The video game business is at an inflection point: Games are moving off fixed consoles and into the cloud, where they can be accessed from mobile devices or low-cost, cloud-enabled set-tops. That trend poses a threat to the market dominance of traditional console makers like Microsoft, Sony, and Nintendo.
To counter this trend and also stay relevant in today’s gaming market, Microsoft has designed its new console to extend the Xbox franchise beyond gaming to encompass virtually every other type of entertainment content and service in the living room.
By tapping into other revenue sources, Microsoft hopes to shorten the ROI window compared to previous game consoles’ and ensure that the Xbox One has a viable life beyond the point where mobile and cloud-based gaming eclipses fixed consoles. Our analysis indicates:
- The Xbox One is designed to support a TV content ecosystem that will generate ongoing revenue for Microsoft in parallel with the video game ecosystem at the core of the Xbox franchise.
- Rather than spending its money to license non-exclusive linear distribution rights, Microsoft is investing in creating exclusive original TV content directly for the Xbox Live platform.
- Microsoft is co-opting the incumbent pay-TV service providers rather than disrupting or displacing them from the living room; Xbox One’s HDMI pass-through technology is a compromise that spares it the need to negotiate individual agreements with service providers and avoids antagonizing them.
- A video-only, cheaper Xbox is unlikely in the near term.

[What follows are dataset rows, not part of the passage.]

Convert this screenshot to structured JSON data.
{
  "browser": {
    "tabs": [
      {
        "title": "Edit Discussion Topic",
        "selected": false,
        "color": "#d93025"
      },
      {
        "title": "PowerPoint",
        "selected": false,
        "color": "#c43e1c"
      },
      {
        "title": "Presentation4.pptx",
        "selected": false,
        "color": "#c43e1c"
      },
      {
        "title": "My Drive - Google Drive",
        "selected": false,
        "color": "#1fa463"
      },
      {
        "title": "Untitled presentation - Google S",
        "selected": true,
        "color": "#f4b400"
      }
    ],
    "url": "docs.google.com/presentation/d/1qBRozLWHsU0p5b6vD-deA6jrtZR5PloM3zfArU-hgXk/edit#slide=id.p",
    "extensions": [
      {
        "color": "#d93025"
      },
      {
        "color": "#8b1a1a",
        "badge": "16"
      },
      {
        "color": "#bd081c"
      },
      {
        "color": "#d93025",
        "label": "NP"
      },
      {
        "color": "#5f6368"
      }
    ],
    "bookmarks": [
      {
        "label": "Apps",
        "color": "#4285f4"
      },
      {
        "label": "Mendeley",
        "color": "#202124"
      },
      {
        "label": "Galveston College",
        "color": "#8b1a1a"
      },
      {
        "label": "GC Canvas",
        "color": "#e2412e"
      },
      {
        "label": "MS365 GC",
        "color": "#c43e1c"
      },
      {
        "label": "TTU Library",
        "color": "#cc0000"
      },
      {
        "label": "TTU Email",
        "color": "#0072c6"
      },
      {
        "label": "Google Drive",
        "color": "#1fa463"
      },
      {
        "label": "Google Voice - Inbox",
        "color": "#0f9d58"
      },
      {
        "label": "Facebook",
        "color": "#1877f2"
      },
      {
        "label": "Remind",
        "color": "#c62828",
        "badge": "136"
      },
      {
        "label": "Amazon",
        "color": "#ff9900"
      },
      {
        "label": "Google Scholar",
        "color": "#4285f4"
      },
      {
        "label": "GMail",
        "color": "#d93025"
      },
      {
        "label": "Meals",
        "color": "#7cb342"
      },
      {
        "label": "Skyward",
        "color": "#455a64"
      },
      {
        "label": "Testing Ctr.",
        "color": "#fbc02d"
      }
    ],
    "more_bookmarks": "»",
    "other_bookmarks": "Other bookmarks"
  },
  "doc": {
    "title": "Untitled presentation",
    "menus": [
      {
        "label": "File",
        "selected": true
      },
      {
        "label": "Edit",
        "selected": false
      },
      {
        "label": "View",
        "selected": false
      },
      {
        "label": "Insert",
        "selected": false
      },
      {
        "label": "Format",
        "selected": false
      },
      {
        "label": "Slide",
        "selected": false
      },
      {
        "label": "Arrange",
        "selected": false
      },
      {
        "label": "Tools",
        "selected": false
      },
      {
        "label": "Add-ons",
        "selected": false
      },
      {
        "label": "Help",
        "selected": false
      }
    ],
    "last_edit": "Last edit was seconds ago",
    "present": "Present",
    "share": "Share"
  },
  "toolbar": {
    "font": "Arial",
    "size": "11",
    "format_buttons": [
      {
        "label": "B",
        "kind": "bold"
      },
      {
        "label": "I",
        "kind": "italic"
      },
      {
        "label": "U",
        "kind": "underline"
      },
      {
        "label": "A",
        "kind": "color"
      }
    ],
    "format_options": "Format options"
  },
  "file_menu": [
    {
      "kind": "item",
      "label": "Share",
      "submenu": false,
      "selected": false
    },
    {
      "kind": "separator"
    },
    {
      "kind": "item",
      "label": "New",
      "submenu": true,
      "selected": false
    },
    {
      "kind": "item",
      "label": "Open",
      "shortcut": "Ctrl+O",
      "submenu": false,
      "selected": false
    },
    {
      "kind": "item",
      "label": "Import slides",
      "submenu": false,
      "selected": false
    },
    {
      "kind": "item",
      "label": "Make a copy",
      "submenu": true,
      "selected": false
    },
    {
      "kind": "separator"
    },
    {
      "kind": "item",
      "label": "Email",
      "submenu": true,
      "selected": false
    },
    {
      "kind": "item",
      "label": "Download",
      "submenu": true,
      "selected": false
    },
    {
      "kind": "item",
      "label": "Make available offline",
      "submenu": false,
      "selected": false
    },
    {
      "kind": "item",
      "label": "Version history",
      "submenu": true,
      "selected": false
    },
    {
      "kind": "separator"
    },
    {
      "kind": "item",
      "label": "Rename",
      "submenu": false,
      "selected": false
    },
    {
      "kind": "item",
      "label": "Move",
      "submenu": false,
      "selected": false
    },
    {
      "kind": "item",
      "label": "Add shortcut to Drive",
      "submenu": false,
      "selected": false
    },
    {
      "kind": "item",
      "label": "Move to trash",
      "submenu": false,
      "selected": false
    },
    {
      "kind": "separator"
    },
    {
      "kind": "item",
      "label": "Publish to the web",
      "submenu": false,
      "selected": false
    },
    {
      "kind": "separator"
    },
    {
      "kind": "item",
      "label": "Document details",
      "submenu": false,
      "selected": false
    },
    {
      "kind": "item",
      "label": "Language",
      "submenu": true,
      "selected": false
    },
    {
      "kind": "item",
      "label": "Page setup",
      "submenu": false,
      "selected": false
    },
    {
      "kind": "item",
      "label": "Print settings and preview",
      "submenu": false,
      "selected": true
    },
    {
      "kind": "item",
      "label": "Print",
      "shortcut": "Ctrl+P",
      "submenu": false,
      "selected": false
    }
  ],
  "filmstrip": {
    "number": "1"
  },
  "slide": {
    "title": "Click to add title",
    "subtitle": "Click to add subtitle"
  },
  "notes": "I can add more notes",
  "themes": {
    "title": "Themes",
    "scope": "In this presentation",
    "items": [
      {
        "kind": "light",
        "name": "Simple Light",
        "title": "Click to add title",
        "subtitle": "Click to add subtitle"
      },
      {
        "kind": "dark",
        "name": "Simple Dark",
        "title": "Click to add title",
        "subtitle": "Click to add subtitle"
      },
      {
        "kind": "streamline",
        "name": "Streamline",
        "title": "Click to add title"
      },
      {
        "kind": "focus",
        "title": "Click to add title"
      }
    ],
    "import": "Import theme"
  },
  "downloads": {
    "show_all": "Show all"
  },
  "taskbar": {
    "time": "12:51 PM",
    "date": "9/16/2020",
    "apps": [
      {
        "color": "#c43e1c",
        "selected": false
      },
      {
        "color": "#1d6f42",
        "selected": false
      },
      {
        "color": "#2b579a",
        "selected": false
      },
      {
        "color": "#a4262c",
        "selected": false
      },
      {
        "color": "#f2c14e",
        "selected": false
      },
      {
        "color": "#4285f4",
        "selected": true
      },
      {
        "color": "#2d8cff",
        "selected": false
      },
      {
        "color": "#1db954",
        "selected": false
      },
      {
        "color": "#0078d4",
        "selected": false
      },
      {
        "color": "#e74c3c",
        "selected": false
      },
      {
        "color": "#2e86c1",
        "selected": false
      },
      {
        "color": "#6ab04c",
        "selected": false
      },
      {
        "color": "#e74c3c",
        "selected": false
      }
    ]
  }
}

- Early grumbling from hard-core gamers over the Xbox One’s price point and limited support for used games likely will not affect sales negatively.